Authenticity is permission we give ourselves to be real, to be who we are, consciously aware of warts and graces. In Part 1, we discussed the secret to being authentic.
This permission frees us to give and live in relation to our self and others, especially key others, from a place of love, and not fear. Authenticity is knowing how to love our self, others and our life with our whole heart.
Authenticity, a conscious connection to our heart.
“Love is the basic need of human nature, for without it, life is disrupted emotionally, mentally, spiritually and physically.” ~ KARL MENNINGER
When we love with our whole heart, we feel safe enough to face our fears.
Often, it’s related to not wanting to come across like someone on the opposite end of the spectrum, who is perhaps oblivious to the feelings or perspectives of others.
Most of us say we want to live authentically, to live true to our values and highest aspirations, yet it is not easy.
Why so challenging?
Mostly because the “real” issues in our lives often lie hidden beneath the content of what we say and do about the problems we face.
Many fathers tend to underestimate the power of their love and support, encouragement and presence in the lives of their child or children. Often it is because they been conditioned to believe that a father’s value depends on being a superhero who fixes all problems, and sweeps away all heartache. For generations, however, these unfair expectations have kept fathers separated from – relationships – the heart of matters in the home.
One of these honors the qualities of strength and security that are so essential to children, and another for the quality of fun and playfulness that is equally vital.
A third poem is honor of grandfathers, or, as one person put it, fathers who are just grand.
In the words of David M. Gottesman:
“Fathers, like mothers, are not born. Men grow into fathers – and fathering is a very important stage in their development.”
Hope you enjoy them, here they are:
“There is in the psyche a process that seeks its own goal no matter what the external factors may be….the almost irresistible compulsion and urge to become what one is.”
The path to one’s healing is a journey to consciousness, and the doorway to this path is … the discovery of one’s psyche wounds.
Notably, the latest neuroscience supports some of Jung’s observations. The subconscious mind can operate outside of conscious awareness, for example, and we do have the ability to heal our brain with self-directed methods of neuroplasticity.
The most painful wound in the Western psyche?
The selling of ideals for romantic love is a multibillion-dollar industry. While these notions contain elements of authentic love, they largely consist of myths, social order politics, and certain either-or thinking patterns known to jam the brain and body’s communication network.
Why the paralyzing effect?
Simply put, this thinking has attributes of belief systems known to jam the reflective thinking processes of the human brain with … fear. Only fear can paralyze the otherwise remarkable abilities of the human brain to reflectively think, learn, understand, empathize, thus, help partners form vibrant, mutually enriching couple relationships.

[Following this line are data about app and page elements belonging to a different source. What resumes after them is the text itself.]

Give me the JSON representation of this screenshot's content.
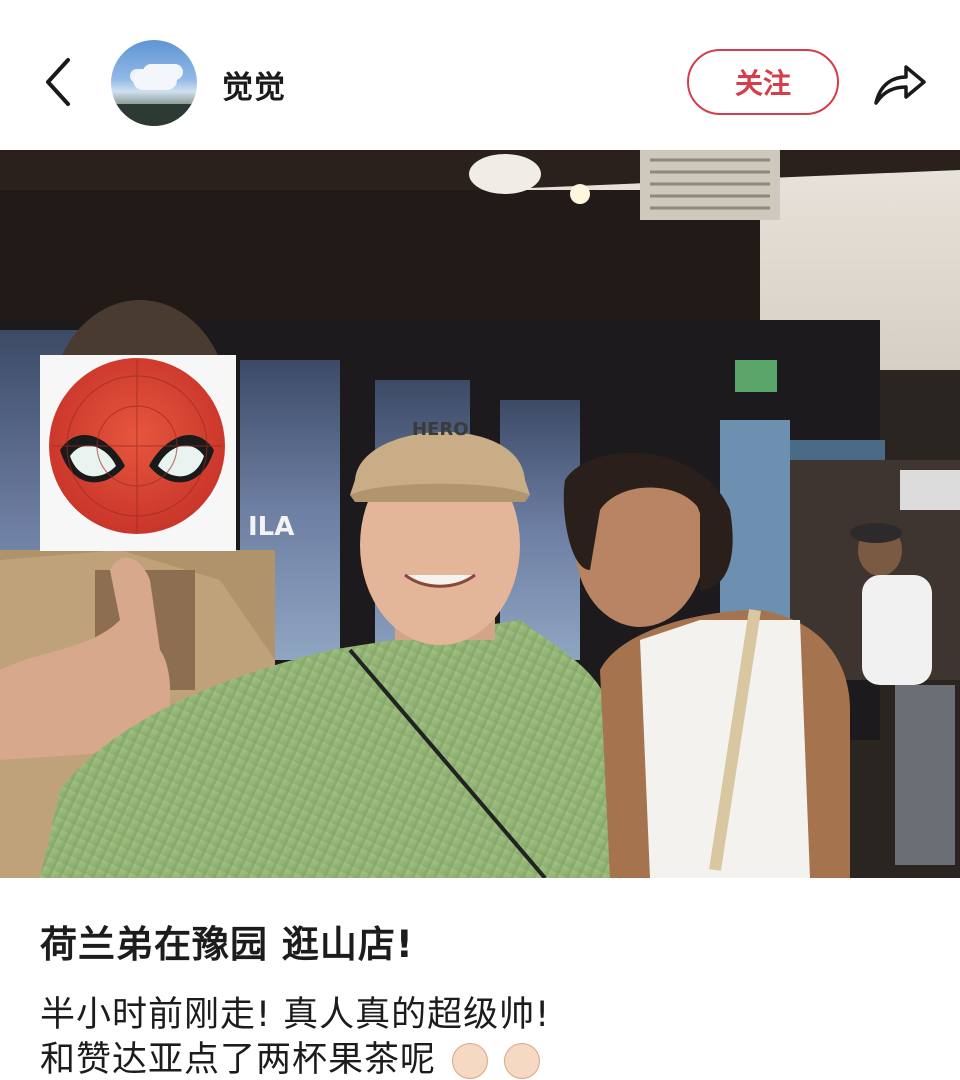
{
  "header": {
    "username": "觉觉",
    "follow_label": "关注",
    "back_icon": "chevron-left-icon",
    "share_icon": "share-arrow-icon",
    "accent_color": "#d63d4a"
  },
  "photo": {
    "storefront_sign": "ILA",
    "cap_text": "HERO",
    "sticker": "spiderman-mask-sticker"
  },
  "post": {
    "title": "荷兰弟在豫园 逛山店!",
    "line1": "半小时前刚走! 真人真的超级帅!",
    "line2_partial": "和赞达亚点了两杯果茶呢"
  }
}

True love is an act of will that often transcends ephemeral feelings of love…it is correct to say, ‘Love is as love does.’” ~ SCOTT PECK
Romanticized ideals for love, and romantic love that leads to long term healthy companionship love with all the trimmings, produce two dramatically different outcomes.
Many of the futile attempts of partners to get the love they want in their couple relationships today have to do with “romanticized love” ideals, infused into Western society during the Middle Ages. These ideals, in effect, impose unfair expectations on men and women alike, with regard to what it means to be a “successful” man or woman.
Whereas romantic attraction may form the basis of initiating an interpersonal bond from which authentic love is a possibility, in and of itself, romanticized love defines love in a way that puts each person’s fulfillment in the hands of the other, thus, sparking an obsessive, watchful focus on the other as a love object, a potential setup for addictive relating, love and sex addiction.
A few decades ago the idea of love as an addiction seemed absurd and controversial.